Gunfire erupted early Sunday when soldiers took control of a major military barracks in the capital, Ouagadougou. In response, civilians rallied in a show of support for the rebellion but were dispersed by security forces firing tear gas. Burkina Faso has seen a series of anti-government protests as anger has mounted over the handling of the Islamic insurgency.
Groups of people celebrated again in the streets of the capital Monday morning after reports of Kabore’s capture.
Kabore was elected in 2015 after a popular uprising ousted longtime strongman President Blaise Compaore. Kabore was reelected in November 2020, but frustration has been growing at his inability to stem the spread of jihadist violence across the country. Attacks linked to al-Qaida and the Islamic State group are escalating, killing thousands and displacing more than an estimated 1.5 million people.
The military has suffered losses since the extremist violence began in 2016. In December, more than 50 security forces were killed and nine more died in November.
Mutinous soldiers told the AP that the government was out of touch with troops and that they wanted military rule. Among their demands are more forces in the battle against extremists and better care for the wounded and the families of the dead.

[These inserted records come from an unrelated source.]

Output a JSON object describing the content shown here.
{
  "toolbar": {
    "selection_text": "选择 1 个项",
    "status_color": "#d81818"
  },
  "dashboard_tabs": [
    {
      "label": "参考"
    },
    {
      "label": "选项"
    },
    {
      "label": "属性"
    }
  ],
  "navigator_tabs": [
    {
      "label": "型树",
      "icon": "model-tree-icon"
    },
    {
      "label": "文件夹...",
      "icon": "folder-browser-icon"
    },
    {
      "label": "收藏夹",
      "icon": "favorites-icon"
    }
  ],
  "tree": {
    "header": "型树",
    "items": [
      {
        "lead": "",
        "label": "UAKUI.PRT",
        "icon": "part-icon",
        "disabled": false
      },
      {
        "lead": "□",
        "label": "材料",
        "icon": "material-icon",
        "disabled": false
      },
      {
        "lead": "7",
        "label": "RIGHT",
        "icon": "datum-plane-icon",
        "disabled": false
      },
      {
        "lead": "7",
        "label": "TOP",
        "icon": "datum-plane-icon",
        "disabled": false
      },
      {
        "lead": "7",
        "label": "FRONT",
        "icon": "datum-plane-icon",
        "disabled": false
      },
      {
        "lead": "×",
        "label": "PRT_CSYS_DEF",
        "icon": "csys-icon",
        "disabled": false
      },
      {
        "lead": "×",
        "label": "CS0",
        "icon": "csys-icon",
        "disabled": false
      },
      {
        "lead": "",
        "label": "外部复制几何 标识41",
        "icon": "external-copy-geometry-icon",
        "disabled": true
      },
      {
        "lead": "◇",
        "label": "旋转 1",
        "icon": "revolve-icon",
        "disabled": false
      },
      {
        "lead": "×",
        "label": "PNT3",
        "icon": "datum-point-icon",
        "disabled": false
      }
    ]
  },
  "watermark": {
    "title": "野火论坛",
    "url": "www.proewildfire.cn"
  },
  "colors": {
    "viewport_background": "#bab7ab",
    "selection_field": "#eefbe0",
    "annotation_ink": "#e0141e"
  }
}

About 100 military members have planned the takeover since August, according to one of the mutinous soldiers.
Sahel experts say the government was overstretched, but it’s unlikely the mutiny will change anything.
“Burkina Faso’s army is profoundly ill-equipped and unprepared for the war it’s asked to fight. It’s out of its depth. Its frustration with an equally out-of-its-depth government is understandable. Regrettably, this is unlikely to improve anything,” said Michael Shurkin, a former political analyst at the CIA and director of global programs at 14 North Strategies, a business intelligence consultancy based in Senegal.
But as protests over the weekend and on Monday showed, discontent among the general population is also growing.
“People are tired with this situation of insecurity. Every day, people are killed. In Burkina, there are areas that can’t be accessed. We have lost a big part of our territory,” said Jean-Baptiste Ilboudou, a civilian who was biking near the military base when gunshots were heard.
The West African regional bloc known as ECOWAS, which already has suspended Mali and Guinea in the past 18 months over military coups, issued a statement of support for Burkina Faso’s embattled president and urged dialogue with the mutineers.
Burkina Faso has also seen its share of coup attempts and military takeovers — though it experienced a period of relative stability under Compaore, who ruled for 27 years until his ouster in 2014.
Earlier this month, authorities arrested a group of soldiers accused of participating in a foiled coup plot. It was not immediately known whether there was any connection between those soldiers and the ones rebelling now. Military prosecutors said nine soldiers and two civilians were being held in connection with the plot.
In 1987, Compaore came to power by force. And in 2015, soldiers loyal to him attempted to overthrow the transitional government put into place after his ouster. The army was ultimately able to put the transitional authorities back in power, who led again until Kabore won an election and took office.